The second topic that must be addressed was the reaction of some people on WeChat last week when we were faced with a student security issue. WeChat and other social media are very popular at the moment and like all technology when used sensibly and with thought they are incredibly useful ways to keep in touch and to inform people. However they can equally be misused and the information posted can cause unnecessary upset and concern.
As I wrote last week we live in a very safe city here in Shanghai when compared to Europe or North America, let alone the more troubled areas of the globe. However we do not take child protection and safety for granted and we always take issues reported to us very seriously.
I am not an expert on social media, but I am a historian and what concerned me most was firstly the way in which some people accepted subjective opinion and unsubstantiated rumour as fact and secondly their readiness to indulge in speculation and the reposting of some of this unchallenged rumour, thus perpetuating and deepening the sense of crisis.
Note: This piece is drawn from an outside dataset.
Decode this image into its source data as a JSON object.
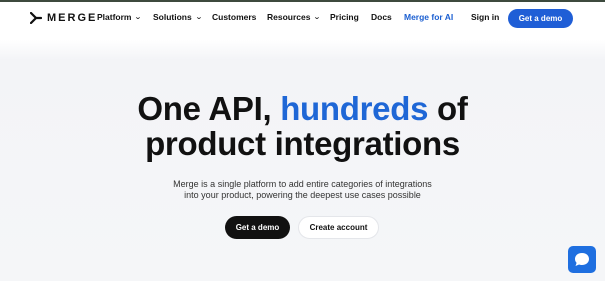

The result was that the school, and in particular the local police force were inundated with calls and emails which delayed their investigations and resulted in them asking us to write to parents to ask them to stop contacting them.
When the incident was reported on Chinese language websites the authorities felt moved to comment as follows ‘police have advised the public to not spread baseless rumours’ and the residents of one of the local compounds have been similarly asked to avoid this mistake by the compound management.
I think it is important that as a community we seek to learn as much as possible from such experiences; I believe that it is all about balance and a response that is in proportion to the incident that has occurred. I think that is what we saw in Huacao from the people directly involved in last Tuesday’s incident. However the response from some on WeChat was completely out of proportion and caused much more harm than good and as one of my team asked as the rumours started to fly, ‘Will the young people in our community still be prepared to report such concerns having seen some of the inappropriate scaremongering that ensued?’ I am confident at present they will, but only if their concerns are dealt with calmly and professionally and they don’t get lost in a sea of hysteria and misinformation.
It is still true to say that we live in a safe and supportive local community and recent events confirm this, albeit serving as a reminder not to take student safety for granted. We look forward to continuing to work in partnership with you and the wider community to ensure a safe and happy learning environment for your children here in Puxi.
Kevin Foyle, Principal